◆ EXERCISE BRIEF
Output what the records say, word for word, with no images.
[SUPPLIED DATA — start]
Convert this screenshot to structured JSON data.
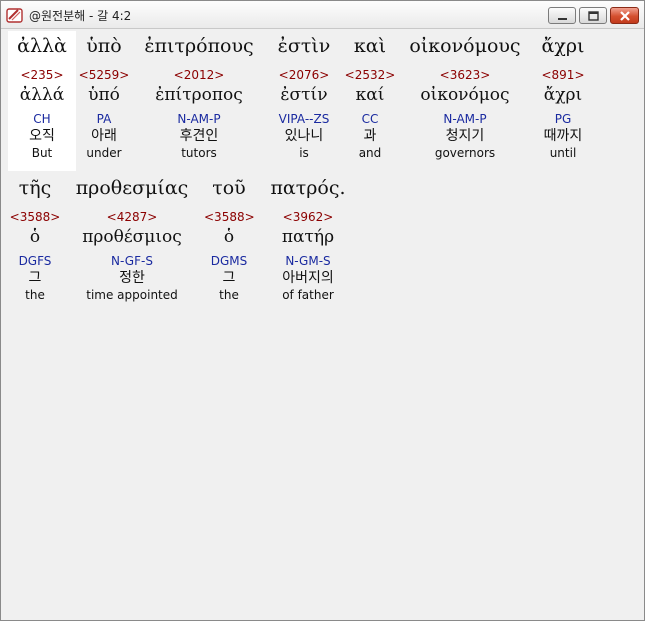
{
  "window": {
    "title": "@원전분해 - 갈 4:2"
  },
  "words": [
    {
      "greek": "ἀλλὰ",
      "strongs": "<235>",
      "lemma": "ἀλλά",
      "morph": "CH",
      "korean": "오직",
      "english": "But"
    },
    {
      "greek": "ὑπὸ",
      "strongs": "<5259>",
      "lemma": "ὑπό",
      "morph": "PA",
      "korean": "아래",
      "english": "under"
    },
    {
      "greek": "ἐπιτρόπους",
      "strongs": "<2012>",
      "lemma": "ἐπίτροπος",
      "morph": "N-AM-P",
      "korean": "후견인",
      "english": "tutors"
    },
    {
      "greek": "ἐστὶν",
      "strongs": "<2076>",
      "lemma": "ἐστίν",
      "morph": "VIPA--ZS",
      "korean": "있나니",
      "english": "is"
    },
    {
      "greek": "καὶ",
      "strongs": "<2532>",
      "lemma": "καί",
      "morph": "CC",
      "korean": "과",
      "english": "and"
    },
    {
      "greek": "οἰκονόμους",
      "strongs": "<3623>",
      "lemma": "οἰκονόμος",
      "morph": "N-AM-P",
      "korean": "청지기",
      "english": "governors"
    },
    {
      "greek": "ἄχρι",
      "strongs": "<891>",
      "lemma": "ἄχρι",
      "morph": "PG",
      "korean": "때까지",
      "english": "until"
    },
    {
      "greek": "τῆς",
      "strongs": "<3588>",
      "lemma": "ὁ",
      "morph": "DGFS",
      "korean": "그",
      "english": "the"
    },
    {
      "greek": "προθεσμίας",
      "strongs": "<4287>",
      "lemma": "προθέσμιος",
      "morph": "N-GF-S",
      "korean": "정한",
      "english": "time appointed"
    },
    {
      "greek": "τοῦ",
      "strongs": "<3588>",
      "lemma": "ὁ",
      "morph": "DGMS",
      "korean": "그",
      "english": "the"
    },
    {
      "greek": "πατρός.",
      "strongs": "<3962>",
      "lemma": "πατήρ",
      "morph": "N-GM-S",
      "korean": "아버지의",
      "english": "of father"
    }
  ]
}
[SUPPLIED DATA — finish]
◆ EXERCISE RESPONSE
Convert this screenshot to structured JSON data.
{
  "window": {
    "title": "@원전분해 - 갈 4:2"
  },
  "words": [
    {
      "greek": "ἀλλὰ",
      "strongs": "<235>",
      "lemma": "ἀλλά",
      "morph": "CH",
      "korean": "오직",
      "english": "But"
    },
    {
      "greek": "ὑπὸ",
      "strongs": "<5259>",
      "lemma": "ὑπό",
      "morph": "PA",
      "korean": "아래",
      "english": "under"
    },
    {
      "greek": "ἐπιτρόπους",
      "strongs": "<2012>",
      "lemma": "ἐπίτροπος",
      "morph": "N-AM-P",
      "korean": "후견인",
      "english": "tutors"
    },
    {
      "greek": "ἐστὶν",
      "strongs": "<2076>",
      "lemma": "ἐστίν",
      "morph": "VIPA--ZS",
      "korean": "있나니",
      "english": "is"
    },
    {
      "greek": "καὶ",
      "strongs": "<2532>",
      "lemma": "καί",
      "morph": "CC",
      "korean": "과",
      "english": "and"
    },
    {
      "greek": "οἰκονόμους",
      "strongs": "<3623>",
      "lemma": "οἰκονόμος",
      "morph": "N-AM-P",
      "korean": "청지기",
      "english": "governors"
    },
    {
      "greek": "ἄχρι",
      "strongs": "<891>",
      "lemma": "ἄχρι",
      "morph": "PG",
      "korean": "때까지",
      "english": "until"
    },
    {
      "greek": "τῆς",
      "strongs": "<3588>",
      "lemma": "ὁ",
      "morph": "DGFS",
      "korean": "그",
      "english": "the"
    },
    {
      "greek": "προθεσμίας",
      "strongs": "<4287>",
      "lemma": "προθέσμιος",
      "morph": "N-GF-S",
      "korean": "정한",
      "english": "time appointed"
    },
    {
      "greek": "τοῦ",
      "strongs": "<3588>",
      "lemma": "ὁ",
      "morph": "DGMS",
      "korean": "그",
      "english": "the"
    },
    {
      "greek": "πατρός.",
      "strongs": "<3962>",
      "lemma": "πατήρ",
      "morph": "N-GM-S",
      "korean": "아버지의",
      "english": "of father"
    }
  ]
}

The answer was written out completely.